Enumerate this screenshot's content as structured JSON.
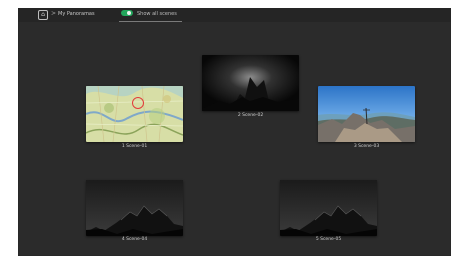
{
  "topbar": {
    "home_icon": "home-icon",
    "separator": ">",
    "breadcrumb": "My Panoramas",
    "toggle_label": "Show all scenes",
    "accent": "#22a55b"
  },
  "scenes": [
    {
      "caption": "1 Scene-01"
    },
    {
      "caption": "2 Scene-02"
    },
    {
      "caption": "3 Scene-03"
    },
    {
      "caption": "4 Scene-04"
    },
    {
      "caption": "5 Scene-05"
    }
  ]
}
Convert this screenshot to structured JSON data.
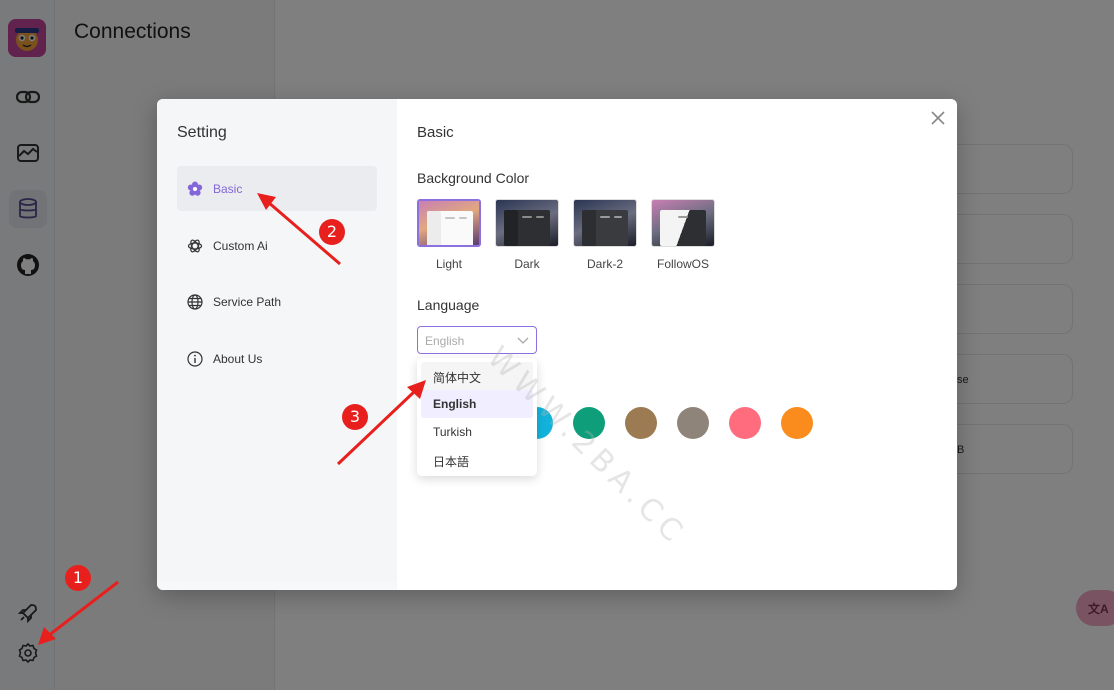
{
  "background": {
    "panel_title": "Connections",
    "rail_icons": [
      "link-icon",
      "chart-icon",
      "database-icon",
      "github-icon",
      "rocket-icon",
      "gear-icon"
    ],
    "cards": [
      {
        "text": ""
      },
      {
        "text": ""
      },
      {
        "text": ""
      },
      {
        "text": "se"
      },
      {
        "text": "B"
      }
    ],
    "translate_button": "文A"
  },
  "dialog": {
    "title": "Setting",
    "nav": [
      {
        "label": "Basic",
        "icon": "flower-icon",
        "active": true
      },
      {
        "label": "Custom Ai",
        "icon": "openai-icon",
        "active": false
      },
      {
        "label": "Service Path",
        "icon": "globe-icon",
        "active": false
      },
      {
        "label": "About Us",
        "icon": "info-icon",
        "active": false
      }
    ],
    "content": {
      "heading": "Basic",
      "background_color_label": "Background Color",
      "themes": [
        {
          "label": "Light",
          "selected": true
        },
        {
          "label": "Dark",
          "selected": false
        },
        {
          "label": "Dark-2",
          "selected": false
        },
        {
          "label": "FollowOS",
          "selected": false
        }
      ],
      "language_label": "Language",
      "language_value": "English",
      "language_options": [
        {
          "label": "简体中文",
          "state": "hover"
        },
        {
          "label": "English",
          "state": "selected"
        },
        {
          "label": "Turkish",
          "state": ""
        },
        {
          "label": "日本語",
          "state": ""
        }
      ],
      "accent_colors": [
        "#12b3db",
        "#0e9e7a",
        "#9c7a52",
        "#8e8479",
        "#fe6c7e",
        "#f98c1c"
      ]
    }
  },
  "annotations": {
    "badges": [
      "1",
      "2",
      "3"
    ],
    "arrow_color": "#e8201d"
  },
  "watermark": "WWW.2BA.CC"
}
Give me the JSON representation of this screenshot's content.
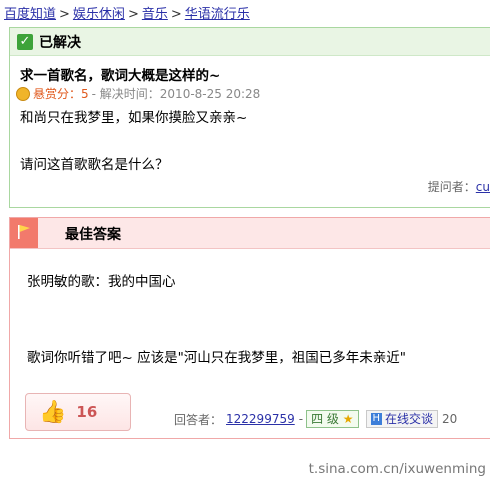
{
  "breadcrumb": {
    "items": [
      "百度知道",
      "娱乐休闲",
      "音乐",
      "华语流行乐"
    ],
    "separator": ">"
  },
  "question": {
    "status": "已解决",
    "title": "求一首歌名，歌词大概是这样的~",
    "bounty_label": "悬赏分：5",
    "resolved_label": "- 解决时间：2010-8-25 20:28",
    "line1": "和尚只在我梦里，如果你摸脸又亲亲~",
    "line2": "请问这首歌歌名是什么？",
    "asker_label": "提问者：",
    "asker_name": "cu"
  },
  "answer": {
    "header": "最佳答案",
    "line1": "张明敏的歌：我的中国心",
    "line2": "歌词你听错了吧~  应该是\"河山只在我梦里，祖国已多年未亲近\"",
    "like_count": "16",
    "answerer_label": "回答者：",
    "answerer_name": "122299759",
    "dash": "-",
    "level": "四  级",
    "chat_icon": "H",
    "chat_label": "在线交谈",
    "trailing": "20"
  },
  "watermark": "t.sina.com.cn/ixuwenming",
  "colors": {
    "link": "#2b31a8",
    "question_border": "#a9d7a0",
    "answer_border": "#f0a8a8",
    "bounty": "#e0591d"
  },
  "icons": [
    "check-icon",
    "coin-icon",
    "flag-icon",
    "thumbs-up-icon",
    "star-icon",
    "chat-icon"
  ]
}
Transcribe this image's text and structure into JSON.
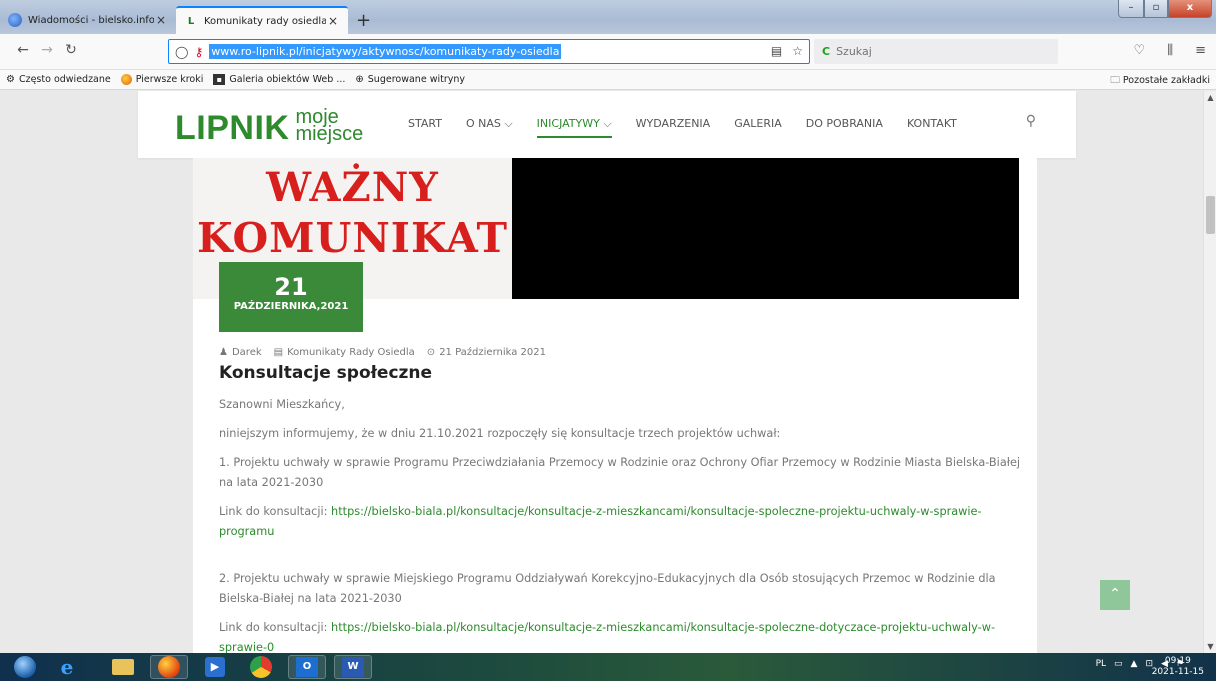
{
  "browser": {
    "tabs": [
      {
        "title": "Wiadomości - bielsko.info",
        "close": "×"
      },
      {
        "title": "Komunikaty rady osiedla",
        "favicon": "L",
        "close": "×"
      }
    ],
    "new_tab": "+",
    "url": "www.ro-lipnik.pl/inicjatywy/aktywnosc/komunikaty-rady-osiedla",
    "search_placeholder": "Szukaj",
    "bookmarks": [
      {
        "label": "Często odwiedzane",
        "icon": "gear-icon"
      },
      {
        "label": "Pierwsze kroki",
        "icon": "firefox-icon"
      },
      {
        "label": "Galeria obiektów Web ...",
        "icon": "gallery-icon"
      },
      {
        "label": "Sugerowane witryny",
        "icon": "globe-icon"
      }
    ],
    "other_bookmarks": "Pozostałe zakładki"
  },
  "site": {
    "logo": {
      "main": "LIPNIK",
      "line1": "moje",
      "line2": "miejsce",
      "color": "#2d8a2d"
    },
    "menu": [
      {
        "label": "START"
      },
      {
        "label": "O NAS ⌵"
      },
      {
        "label": "INICJATYWY ⌵",
        "active": true
      },
      {
        "label": "WYDARZENIA"
      },
      {
        "label": "GALERIA"
      },
      {
        "label": "DO POBRANIA"
      },
      {
        "label": "KONTAKT"
      }
    ]
  },
  "post": {
    "hero_line1": "WAŻNY",
    "hero_line2": "KOMUNIKAT",
    "date_day": "21",
    "date_month": "PAŹDZIERNIKA,2021",
    "author": "Darek",
    "category": "Komunikaty Rady Osiedla",
    "date": "21 Października 2021",
    "title": "Konsultacje społeczne",
    "greeting": "Szanowni Mieszkańcy,",
    "intro": "niniejszym informujemy, że w dniu 21.10.2021 rozpoczęły się konsultacje trzech projektów uchwał:",
    "item1": "1. Projektu uchwały w sprawie Programu Przeciwdziałania Przemocy w Rodzinie oraz Ochrony Ofiar Przemocy w Rodzinie Miasta Bielska-Białej na lata 2021-2030",
    "link_label": "Link do konsultacji:",
    "link1": "https://bielsko-biala.pl/konsultacje/konsultacje-z-mieszkancami/konsultacje-spoleczne-projektu-uchwaly-w-sprawie-programu",
    "item2": "2. Projektu uchwały w sprawie Miejskiego Programu Oddziaływań Korekcyjno-Edukacyjnych dla Osób stosujących Przemoc w Rodzinie dla Bielska-Białej na lata 2021-2030",
    "link2": "https://bielsko-biala.pl/konsultacje/konsultacje-z-mieszkancami/konsultacje-spoleczne-dotyczace-projektu-uchwaly-w-sprawie-0",
    "accent_color": "#3a8a3a",
    "hero_text_color": "#d7201d"
  },
  "taskbar": {
    "lang": "PL",
    "time": "09:19",
    "date": "2021-11-15"
  }
}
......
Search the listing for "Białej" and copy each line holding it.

* [Solution for this problem]:
    "item1": "1. Projektu uchwały w sprawie Programu Przeciwdziałania Przemocy w Rodzinie oraz Ochrony Ofiar Przemocy w Rodzinie Miasta Bielska-Białej na lata 2021-2030",
    "item2": "2. Projektu uchwały w sprawie Miejskiego Programu Oddziaływań Korekcyjno-Edukacyjnych dla Osób stosujących Przemoc w Rodzinie dla Bielska-Białej na lata 2021-2030",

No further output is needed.